“We can no longer do without the app. It’s become the main hub for all internal communications, far surpassing our intranet use.”
—Carsten Lucaßen, Head of Digital Communications Projects, Viessmann
In June of 2017, Siemens, the largest industrial manufacturing company in Europe, won the German Prize for Online Communication in the Best Internal Online Communication category. The internal comms award—one of the country’s most prestigious—was given for the SiemensWorld project, which aims to digitally connect and engage the company’s more than 350,000 employees in 109 countries.
Are You Experienced?
Anyone who’s ever held a job has had an “employee experience.” But were you to ask ten different people to tell you exactly what an employee experience is, chances are you’d get ten different answers, none of which would necessarily bring you any closer to a full understanding of the overarching concept that has become something of a buzzword in recent years. While studies show that a well-designed employee experience (or EX) leads to greater levels of engagement, enthusiasm, involvement, and employer brand commitment, the truth is that it's hard to build something that you can't even define. So just what is the employee experience? Allow us to explain.
Employee Experience Defined: It's More Than a Buzzword

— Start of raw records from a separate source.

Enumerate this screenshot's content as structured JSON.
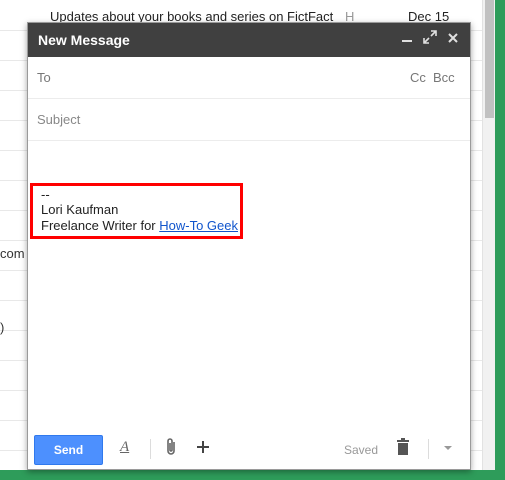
{
  "background": {
    "top_email_subject": "Updates about your books and series on FictFact",
    "top_email_sender": "H",
    "top_email_date": "Dec 15",
    "left_fragment_1": "com",
    "left_fragment_2": ")"
  },
  "compose": {
    "title": "New Message",
    "minimize_icon": "minimize-icon",
    "expand_icon": "expand-icon",
    "close_icon": "close-icon",
    "to_label": "To",
    "cc_label": "Cc",
    "bcc_label": "Bcc",
    "subject_placeholder": "Subject",
    "signature": {
      "dashes": "--",
      "name": "Lori Kaufman",
      "role_prefix": "Freelance Writer for ",
      "link_text": "How-To Geek"
    },
    "footer": {
      "send_label": "Send",
      "format_icon": "A",
      "saved_label": "Saved"
    }
  },
  "colors": {
    "header_bg": "#404040",
    "send_button": "#4d90fe",
    "highlight_border": "#ff0000",
    "link": "#1155cc",
    "window_edge": "#2e9c5a"
  }
}
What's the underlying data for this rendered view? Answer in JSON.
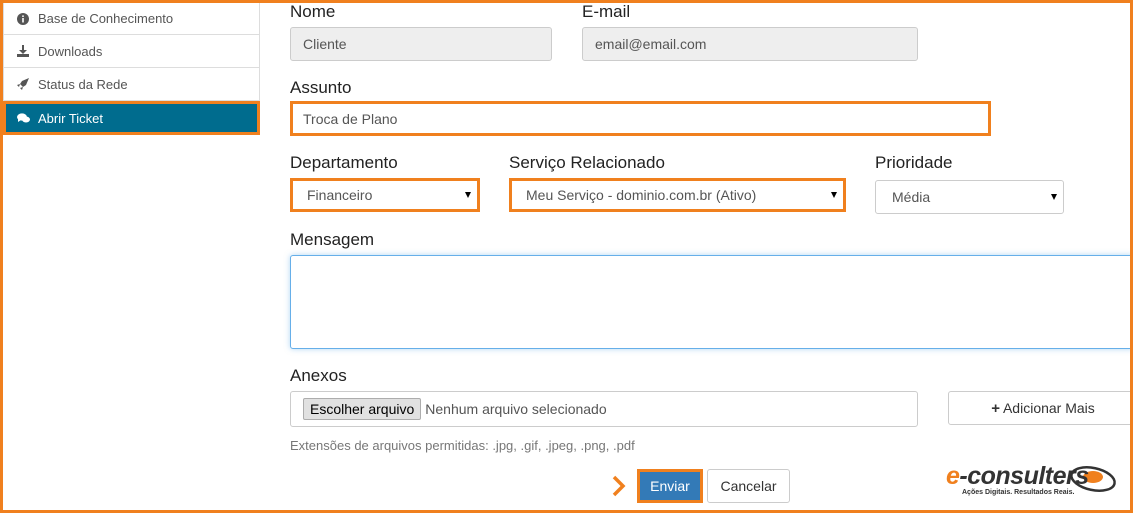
{
  "sidebar": {
    "items": [
      {
        "label": "Base de Conhecimento",
        "icon": "info-circle-icon"
      },
      {
        "label": "Downloads",
        "icon": "download-icon"
      },
      {
        "label": "Status da Rede",
        "icon": "rocket-icon"
      },
      {
        "label": "Abrir Ticket",
        "icon": "comments-icon",
        "active": true
      }
    ]
  },
  "form": {
    "name": {
      "label": "Nome",
      "value": "Cliente"
    },
    "email": {
      "label": "E-mail",
      "value": "email@email.com"
    },
    "subject": {
      "label": "Assunto",
      "value": "Troca de Plano"
    },
    "department": {
      "label": "Departamento",
      "value": "Financeiro"
    },
    "service": {
      "label": "Serviço Relacionado",
      "value": "Meu Serviço - dominio.com.br (Ativo)"
    },
    "priority": {
      "label": "Prioridade",
      "value": "Média"
    },
    "message": {
      "label": "Mensagem",
      "value": ""
    },
    "attachments": {
      "label": "Anexos",
      "choose_label": "Escolher arquivo",
      "status": "Nenhum arquivo selecionado",
      "add_more_label": "Adicionar Mais",
      "help": "Extensões de arquivos permitidas: .jpg, .gif, .jpeg, .png, .pdf"
    },
    "submit_label": "Enviar",
    "cancel_label": "Cancelar"
  },
  "logo": {
    "text": "e-consulters",
    "tagline": "Ações Digitais. Resultados Reais."
  },
  "colors": {
    "highlight": "#f0801e",
    "active_nav": "#006c8e",
    "primary_button": "#337ab7"
  }
}
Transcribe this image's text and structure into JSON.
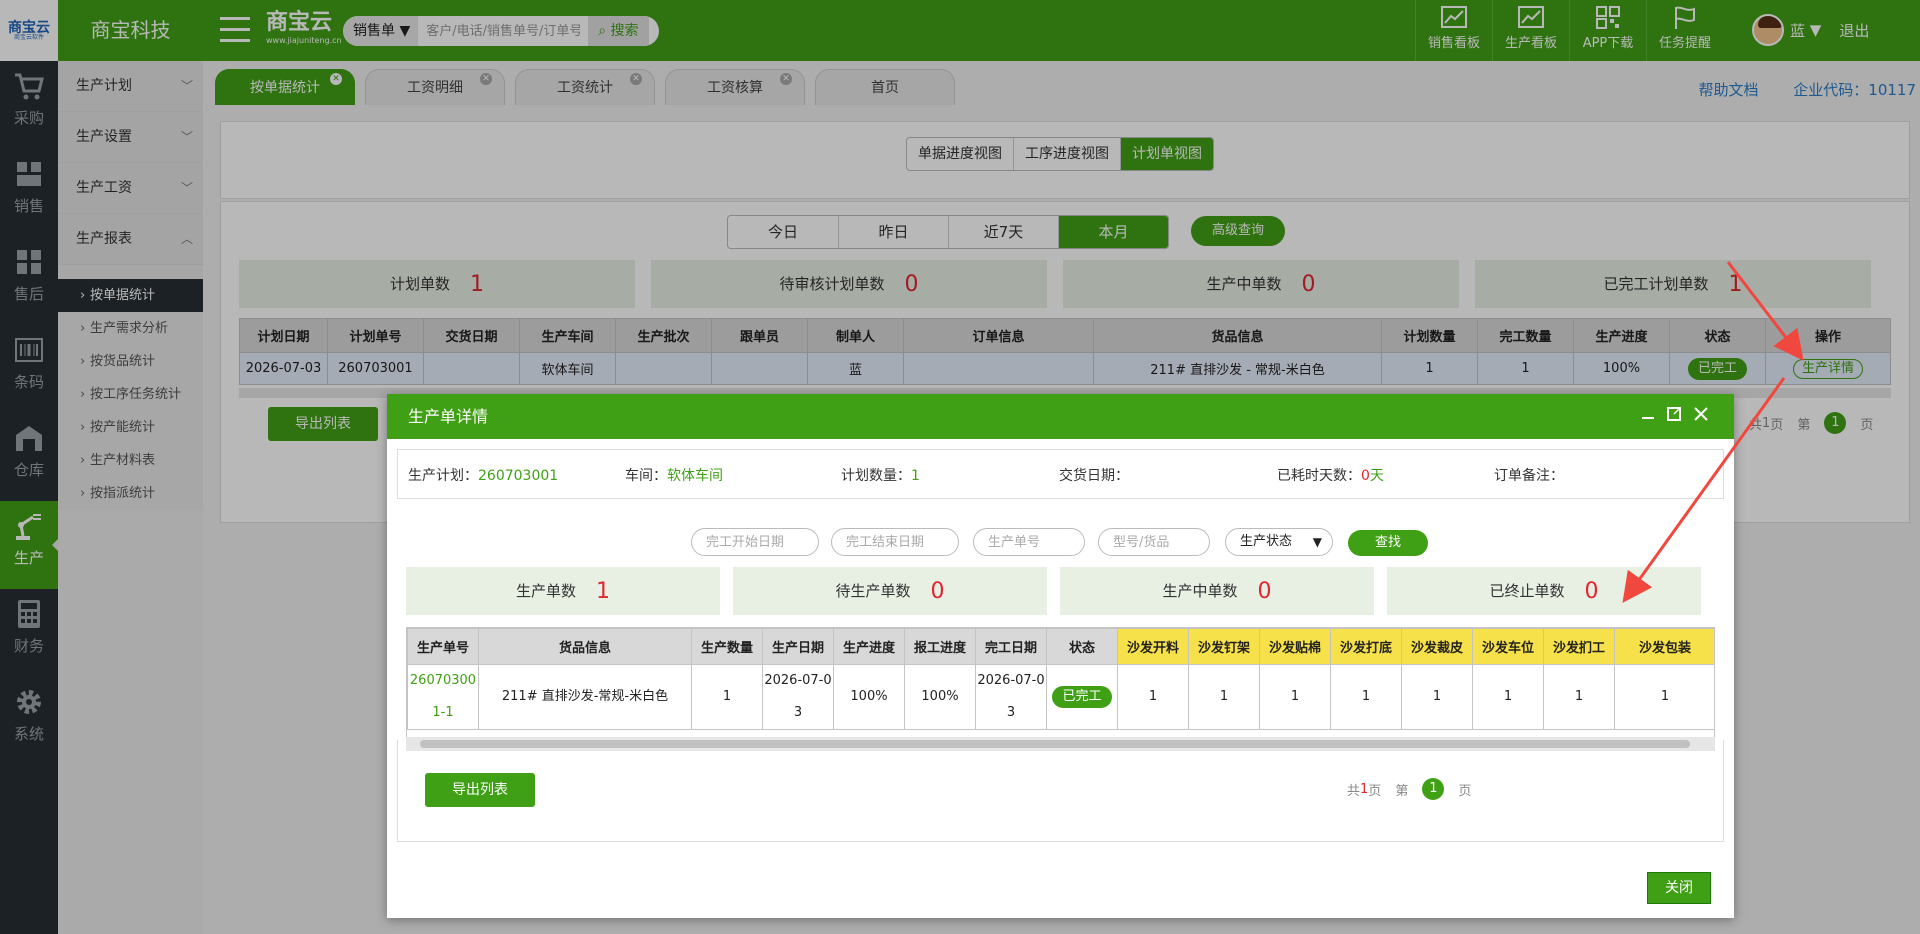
{
  "topbar": {
    "logo_text": "商宝云",
    "logo_sub": "商宝云软件",
    "company": "商宝科技",
    "brand": "商宝云",
    "brand_sub": "www.jiajuniteng.cn",
    "search_type": "销售单",
    "search_placeholder": "客户/电话/销售单号/订单号",
    "search_button": "搜索",
    "icons": [
      {
        "label": "销售看板",
        "icon": "chart-icon"
      },
      {
        "label": "生产看板",
        "icon": "chart-icon"
      },
      {
        "label": "APP下载",
        "icon": "qrcode-icon"
      },
      {
        "label": "任务提醒",
        "icon": "flag-icon"
      }
    ],
    "user_name": "蓝",
    "logout": "退出"
  },
  "leftnav": [
    {
      "label": "采购",
      "icon": "cart-icon"
    },
    {
      "label": "销售",
      "icon": "sales-icon"
    },
    {
      "label": "售后",
      "icon": "aftersale-icon"
    },
    {
      "label": "条码",
      "icon": "barcode-icon"
    },
    {
      "label": "仓库",
      "icon": "warehouse-icon"
    },
    {
      "label": "生产",
      "icon": "robot-arm-icon",
      "active": true
    },
    {
      "label": "财务",
      "icon": "calculator-icon"
    },
    {
      "label": "系统",
      "icon": "gear-icon"
    }
  ],
  "submenu": {
    "groups": [
      {
        "label": "生产计划"
      },
      {
        "label": "生产设置"
      },
      {
        "label": "生产工资"
      },
      {
        "label": "生产报表"
      }
    ],
    "items": [
      "按单据统计",
      "生产需求分析",
      "按货品统计",
      "按工序任务统计",
      "按产能统计",
      "生产材料表",
      "按指派统计"
    ]
  },
  "tabs": [
    "按单据统计",
    "工资明细",
    "工资统计",
    "工资核算",
    "首页"
  ],
  "toplinks": {
    "help": "帮助文档",
    "corp_label": "企业代码：10117"
  },
  "views": [
    "单据进度视图",
    "工序进度视图",
    "计划单视图"
  ],
  "dates": [
    "今日",
    "昨日",
    "近7天",
    "本月"
  ],
  "advanced": "高级查询",
  "stats": [
    {
      "label": "计划单数",
      "value": "1"
    },
    {
      "label": "待审核计划单数",
      "value": "0"
    },
    {
      "label": "生产中单数",
      "value": "0"
    },
    {
      "label": "已完工计划单数",
      "value": "1"
    }
  ],
  "table1": {
    "headers": [
      "计划日期",
      "计划单号",
      "交货日期",
      "生产车间",
      "生产批次",
      "跟单员",
      "制单人",
      "订单信息",
      "货品信息",
      "计划数量",
      "完工数量",
      "生产进度",
      "状态",
      "操作"
    ],
    "row": {
      "date": "2026-07-03",
      "no": "260703001",
      "delivery": "",
      "workshop": "软体车间",
      "batch": "",
      "follower": "",
      "creator": "蓝",
      "order": "",
      "goods": "211# 直排沙发 - 常规-米白色",
      "plan_qty": "1",
      "done_qty": "1",
      "progress": "100%",
      "status": "已完工",
      "action": "生产详情"
    }
  },
  "export": "导出列表",
  "pager": {
    "total_prefix": "共",
    "total_num": "1",
    "total_suffix": "页",
    "page_prefix": "第",
    "current": "1",
    "page_suffix": "页"
  },
  "modal": {
    "title": "生产单详情",
    "info": {
      "plan_label": "生产计划：",
      "plan_value": "260703001",
      "workshop_label": "车间：",
      "workshop_value": "软体车间",
      "qty_label": "计划数量：",
      "qty_value": "1",
      "delivery_label": "交货日期：",
      "delivery_value": "",
      "days_label": "已耗时天数：",
      "days_value": "0",
      "days_unit": "天",
      "remark_label": "订单备注：",
      "remark_value": ""
    },
    "filters": {
      "start_ph": "完工开始日期",
      "end_ph": "完工结束日期",
      "no_ph": "生产单号",
      "goods_ph": "型号/货品",
      "status": "生产状态",
      "search": "查找"
    },
    "stats": [
      {
        "label": "生产单数",
        "value": "1"
      },
      {
        "label": "待生产单数",
        "value": "0"
      },
      {
        "label": "生产中单数",
        "value": "0"
      },
      {
        "label": "已终止单数",
        "value": "0"
      }
    ],
    "table": {
      "headers": [
        "生产单号",
        "货品信息",
        "生产数量",
        "生产日期",
        "生产进度",
        "报工进度",
        "完工日期",
        "状态"
      ],
      "process_headers": [
        "沙发开料",
        "沙发钉架",
        "沙发贴棉",
        "沙发打底",
        "沙发裁皮",
        "沙发车位",
        "沙发扪工",
        "沙发包装"
      ],
      "row": {
        "no": "260703001-1",
        "goods": "211# 直排沙发-常规-米白色",
        "qty": "1",
        "date": "2026-07-03",
        "progress": "100%",
        "report": "100%",
        "done_date": "2026-07-03",
        "status": "已完工",
        "process": [
          "1",
          "1",
          "1",
          "1",
          "1",
          "1",
          "1",
          "1"
        ]
      }
    },
    "export": "导出列表",
    "close": "关闭"
  },
  "colors": {
    "primary": "#40a015",
    "red": "#e0262f",
    "dark": "#272e35",
    "yellow": "#f7e14a",
    "arrow": "#f0473e"
  }
}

In 2015, when Airbnb announced that they were appointing a Global Head of Employee Experience, many people asked themselves, “What is that? Is it like Chief of Casual Fridays?” Since then, numerous articles, books, and blogs have appeared that refer to employee experience as a “buzzword,” a “trend,” or a “fad,” none of which suggest permanence or imply the kind of game-changing transformation that the concept’s true believers—ourselves among them—are certain it demonstrates. The disturbing result is that many business leaders remain likely to dismiss employee experience as just one more corporate flavor of the month.
The workplace is changing: In the industrial era, the focus was on laborers and what they were able to produce with their hands. In the information age, knowledge became the new product and had a prime influence on the economy. But now we are entering the cognitive era and another change is taking place. The lines between employees and technology are blurring, and instead of focusing solely on numbers, the employee experience (EX) is shifting into focus.
With the US unemployment rate down to 4.6% the war for talent is on. Companies today need to create a different kind of work experience for their top brand ambassador: their employees.
Putting your employees first and customers second, as well as focusing on the employer brand to improve the customer brand, is no longer uncommon and will soon be best practice in all industries.